**What you are asked to do:** Could you output the listing that follows exactly, without its images?

**Records for the exercise:**
================================
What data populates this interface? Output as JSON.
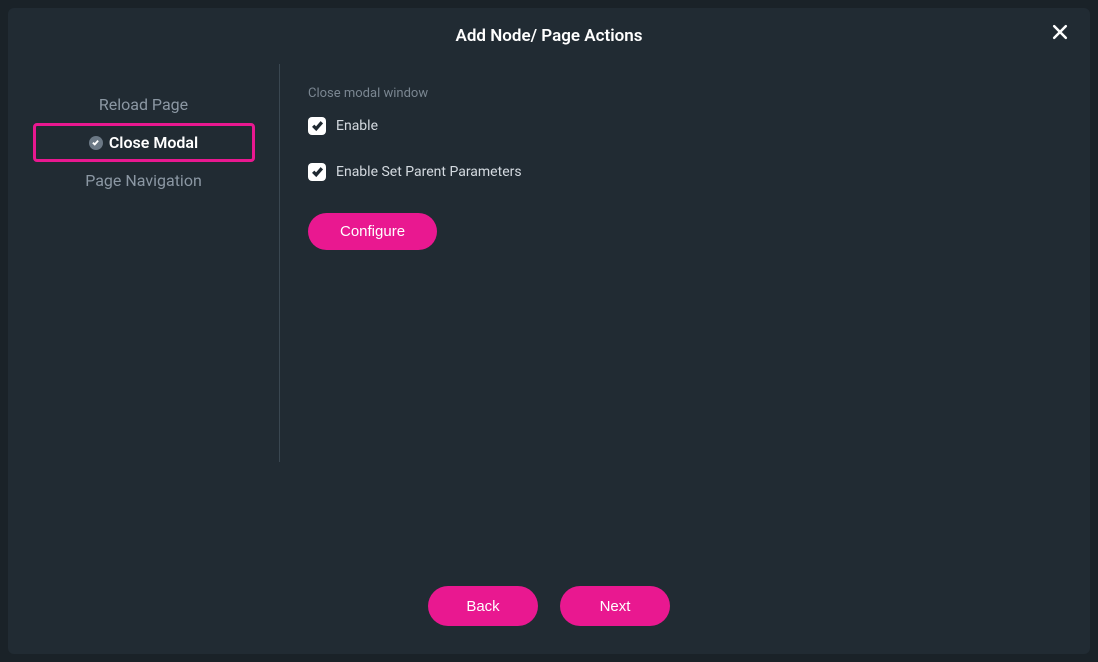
{
  "modal": {
    "title": "Add Node/ Page Actions"
  },
  "sidebar": {
    "items": [
      {
        "label": "Reload Page",
        "active": false,
        "highlighted": false,
        "showCheck": false
      },
      {
        "label": "Close Modal",
        "active": true,
        "highlighted": true,
        "showCheck": true
      },
      {
        "label": "Page Navigation",
        "active": false,
        "highlighted": false,
        "showCheck": false
      }
    ]
  },
  "content": {
    "sectionLabel": "Close modal window",
    "checkboxes": [
      {
        "label": "Enable",
        "checked": true
      },
      {
        "label": "Enable Set Parent Parameters",
        "checked": true
      }
    ],
    "configureLabel": "Configure"
  },
  "footer": {
    "backLabel": "Back",
    "nextLabel": "Next"
  }
}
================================
**Solution for this problem:**
What data populates this interface? Output as JSON.
{
  "modal": {
    "title": "Add Node/ Page Actions"
  },
  "sidebar": {
    "items": [
      {
        "label": "Reload Page",
        "active": false,
        "highlighted": false,
        "showCheck": false
      },
      {
        "label": "Close Modal",
        "active": true,
        "highlighted": true,
        "showCheck": true
      },
      {
        "label": "Page Navigation",
        "active": false,
        "highlighted": false,
        "showCheck": false
      }
    ]
  },
  "content": {
    "sectionLabel": "Close modal window",
    "checkboxes": [
      {
        "label": "Enable",
        "checked": true
      },
      {
        "label": "Enable Set Parent Parameters",
        "checked": true
      }
    ],
    "configureLabel": "Configure"
  },
  "footer": {
    "backLabel": "Back",
    "nextLabel": "Next"
  }
}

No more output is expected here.